We’ve written ad nauseam, it seems, on the dire importance of fixing the business community’s subpar succession-planning systems, especially CEO and C-Suite succession.
Just Thursday, Editor Dave Shadovitz filed this report from the i4cp conference in Scottsdale, Ariz., on some valuable lessons learned about succession at Xerox, including the key role HR had — and has — to play. And just a few months ago, our January/February cover story, “Building a Better Pipeline,” suggested business leaders are truly starting to get the importance of planning ahead for top vacancies and are paying closer attention to the problem.
Unfortunately, at least according to two releases that came across my desk earlier this month, “starting” to get it appears to be happening with a great big capital “S.”
This March 6 report from Stanford Graduate School of Business faculty member and researcher David Larcker finds only 46 percent of executives and directors at 20 companies polled have a formal process for developing successor candidates for key executive positions.
“The corporate leaders we interviewed all believe that succession planning is vitally important, but the majority do not think that their organizations are doing enough to prepare for eventual changes in leadership,” says Larcker, “nor are they confident that they have the right practices in place to be sure of identifying the best leaders for tomorrow.”
Then there’s this bad news released a day before from IIC Partners. According to its survey of 1,270 business leaders from around the world, 80 percent of senior executives say their company would need up to a year to replace them if they left. And this despite the fact that almost six in 10 say their company has a succession plan in place!
As Paul Dinte, chairman of IIC Partners, puts it: “It is one thing to have a written succession plan, but quite another to be prepared for the departure of a C-level executive.”

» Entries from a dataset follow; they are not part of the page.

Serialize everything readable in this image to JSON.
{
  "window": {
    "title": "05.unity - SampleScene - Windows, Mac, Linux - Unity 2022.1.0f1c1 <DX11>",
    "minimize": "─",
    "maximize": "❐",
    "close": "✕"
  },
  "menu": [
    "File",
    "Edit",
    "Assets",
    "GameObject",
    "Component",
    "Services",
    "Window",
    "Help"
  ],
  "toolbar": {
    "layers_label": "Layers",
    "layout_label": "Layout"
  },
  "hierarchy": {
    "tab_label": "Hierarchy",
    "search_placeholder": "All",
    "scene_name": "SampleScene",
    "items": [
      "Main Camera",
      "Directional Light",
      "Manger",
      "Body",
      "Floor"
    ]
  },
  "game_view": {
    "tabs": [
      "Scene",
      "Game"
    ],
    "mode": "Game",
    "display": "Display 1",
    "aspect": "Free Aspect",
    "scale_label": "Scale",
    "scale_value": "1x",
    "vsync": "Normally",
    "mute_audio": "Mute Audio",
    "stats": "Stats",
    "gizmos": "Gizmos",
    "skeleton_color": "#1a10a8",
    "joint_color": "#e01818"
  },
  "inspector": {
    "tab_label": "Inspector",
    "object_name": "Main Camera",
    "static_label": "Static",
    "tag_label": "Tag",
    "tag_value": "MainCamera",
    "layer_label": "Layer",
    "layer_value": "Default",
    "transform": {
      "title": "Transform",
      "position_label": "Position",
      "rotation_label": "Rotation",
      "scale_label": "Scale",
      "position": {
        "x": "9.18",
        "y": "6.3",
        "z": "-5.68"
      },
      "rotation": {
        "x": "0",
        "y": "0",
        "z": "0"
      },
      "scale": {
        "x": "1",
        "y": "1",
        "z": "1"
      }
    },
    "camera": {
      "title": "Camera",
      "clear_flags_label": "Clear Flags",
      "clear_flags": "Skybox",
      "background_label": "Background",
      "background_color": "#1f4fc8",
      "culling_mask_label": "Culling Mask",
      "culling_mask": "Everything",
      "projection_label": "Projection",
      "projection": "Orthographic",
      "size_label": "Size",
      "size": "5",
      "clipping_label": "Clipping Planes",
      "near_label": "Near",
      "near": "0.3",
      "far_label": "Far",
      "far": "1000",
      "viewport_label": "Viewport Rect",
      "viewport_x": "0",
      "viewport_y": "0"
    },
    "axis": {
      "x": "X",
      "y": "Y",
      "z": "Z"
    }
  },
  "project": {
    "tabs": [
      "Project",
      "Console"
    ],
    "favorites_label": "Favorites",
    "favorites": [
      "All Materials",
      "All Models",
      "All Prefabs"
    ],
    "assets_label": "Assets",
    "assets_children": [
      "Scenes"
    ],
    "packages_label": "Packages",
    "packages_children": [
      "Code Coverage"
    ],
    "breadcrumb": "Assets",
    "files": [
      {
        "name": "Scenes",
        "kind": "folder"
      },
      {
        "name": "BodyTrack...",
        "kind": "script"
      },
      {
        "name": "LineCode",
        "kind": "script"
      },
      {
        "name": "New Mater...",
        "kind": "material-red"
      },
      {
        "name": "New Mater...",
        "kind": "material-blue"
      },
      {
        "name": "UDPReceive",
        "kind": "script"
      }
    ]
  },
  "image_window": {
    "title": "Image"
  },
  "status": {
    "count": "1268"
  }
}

No matter the location or the industry, he says, “there remains a gap in succession planning by many organizations, [an oversight that] will likely be worsened with the continued exodus of baby boomers from the workplace.”
If there’s any good news from the latest research, perhaps it’s in this report from Challenger, Gray & Christmas indicating that CEO turnover appears to be falling. The story in the above link, which appeared in the Central Valley Business Times, says turnover among U.S.-based CEOs declined 14.5 percent in February, as 112 CEOs left their positions during the month as opposed to 131 CEO departures in January.
While the numbers aren’t earth-shattering, at least there appears to be fewer top posts opening up to provide nightmares to those employers, and their HR leaders, with inadequate succession systems in place.